President Cyril Ramaphosa says that the coronavirus pandemic has caused great devastation in Africa.
The continent has reported over 3.4 million cases and more than 87 000 deaths. The African Union Chair was speaking during the Africa COVID-19 Vaccine Financing and Deployment Webinar.
“For the past year, efforts have been under way to find vaccines that are both safe and effective. We finally have achieved the goal, with a number of vaccines having undergone clinical trials and passed stringent safety tests. Now they are being produced. The task before us is to step up global solidarity to ensure equitable access to the vaccines. All countries must get vaccines and must get them speedily,” he said.
Ramaphosa expressed concern over the affordability of the vaccines.
“I am therefore pleased that we have both the President of the World Bank and the CEO of GAVI present. We know that there are ways of reducing the costs of vaccine production. Together with India, South Africa has proposed a TRIPS waiver in response to the pandemic. We are calling on the World Trade Organization to waive specific TRIPS obligations related to the prevention and treatment of COVID-19 for a defined period. We need more countries to support this initiative,” he said.
It is estimated that Africa will only be able to access around 20% of vaccines needed through the COVAX facility.
Ramaphosa says the African Vaccine Acquisition Task Team has secured a provisional 270 million more vaccine doses for African countries.
“At least 50 million will be available from April to June 2021. These doses are from three major suppliers: Pfizer, AstraZeneca through the Serum Institute of India and Johnson & Johnson. Because of the high cost of vaccines, the Task Team has arranged with Afreximbank to support member states who want to access these vaccines based on a whole-of-Africa approach,” he says.
The AU team and the World Bank are working together to secure further funding for member states collaborating to ensure that member states can have access to further funding.
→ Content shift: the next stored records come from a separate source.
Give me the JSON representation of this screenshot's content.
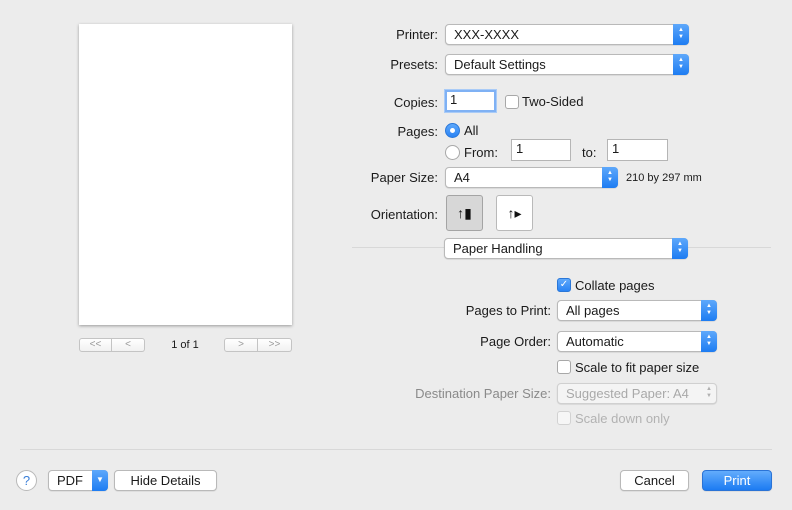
{
  "preview": {
    "first_label": "<<",
    "prev_label": "<",
    "page_info": "1 of 1",
    "next_label": ">",
    "last_label": ">>"
  },
  "printer": {
    "label": "Printer:",
    "value": "XXX-XXXX"
  },
  "presets": {
    "label": "Presets:",
    "value": "Default Settings"
  },
  "copies": {
    "label": "Copies:",
    "value": "1",
    "two_sided_label": "Two-Sided",
    "two_sided_checked": false
  },
  "pages": {
    "label": "Pages:",
    "all_label": "All",
    "from_label": "From:",
    "from_value": "1",
    "to_label": "to:",
    "to_value": "1",
    "selected": "All"
  },
  "paper_size": {
    "label": "Paper Size:",
    "value": "A4",
    "dimensions": "210 by 297 mm"
  },
  "orientation": {
    "label": "Orientation:",
    "selected": "portrait"
  },
  "section": {
    "value": "Paper Handling"
  },
  "paper_handling": {
    "collate_label": "Collate pages",
    "collate_checked": true,
    "pages_to_print_label": "Pages to Print:",
    "pages_to_print_value": "All pages",
    "page_order_label": "Page Order:",
    "page_order_value": "Automatic",
    "scale_fit_label": "Scale to fit paper size",
    "scale_fit_checked": false,
    "destination_label": "Destination Paper Size:",
    "destination_value": "Suggested Paper: A4",
    "scale_down_label": "Scale down only",
    "scale_down_checked": false
  },
  "footer": {
    "help_label": "?",
    "pdf_label": "PDF",
    "hide_details_label": "Hide Details",
    "cancel_label": "Cancel",
    "print_label": "Print"
  },
  "colors": {
    "accent": "#1d7cf2",
    "background": "#ececec"
  },
  "icons": {
    "select_arrows": "updown-chevrons-icon",
    "checkmark": "checkmark-icon",
    "portrait": "portrait-orientation-icon",
    "landscape": "landscape-orientation-icon",
    "help": "help-icon"
  }
}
“We appreciate the offer of MTN to donate $25 million to the vaccine programme of the Africa CDC to immunise health workers in Africa. This is solidarity in action. We call upon other companies, both of African origin and offshore companies that do business in Africa, to do what MTN has done to contribute financially to enable African countries to immunise their target groups,” Ramaphosa urged.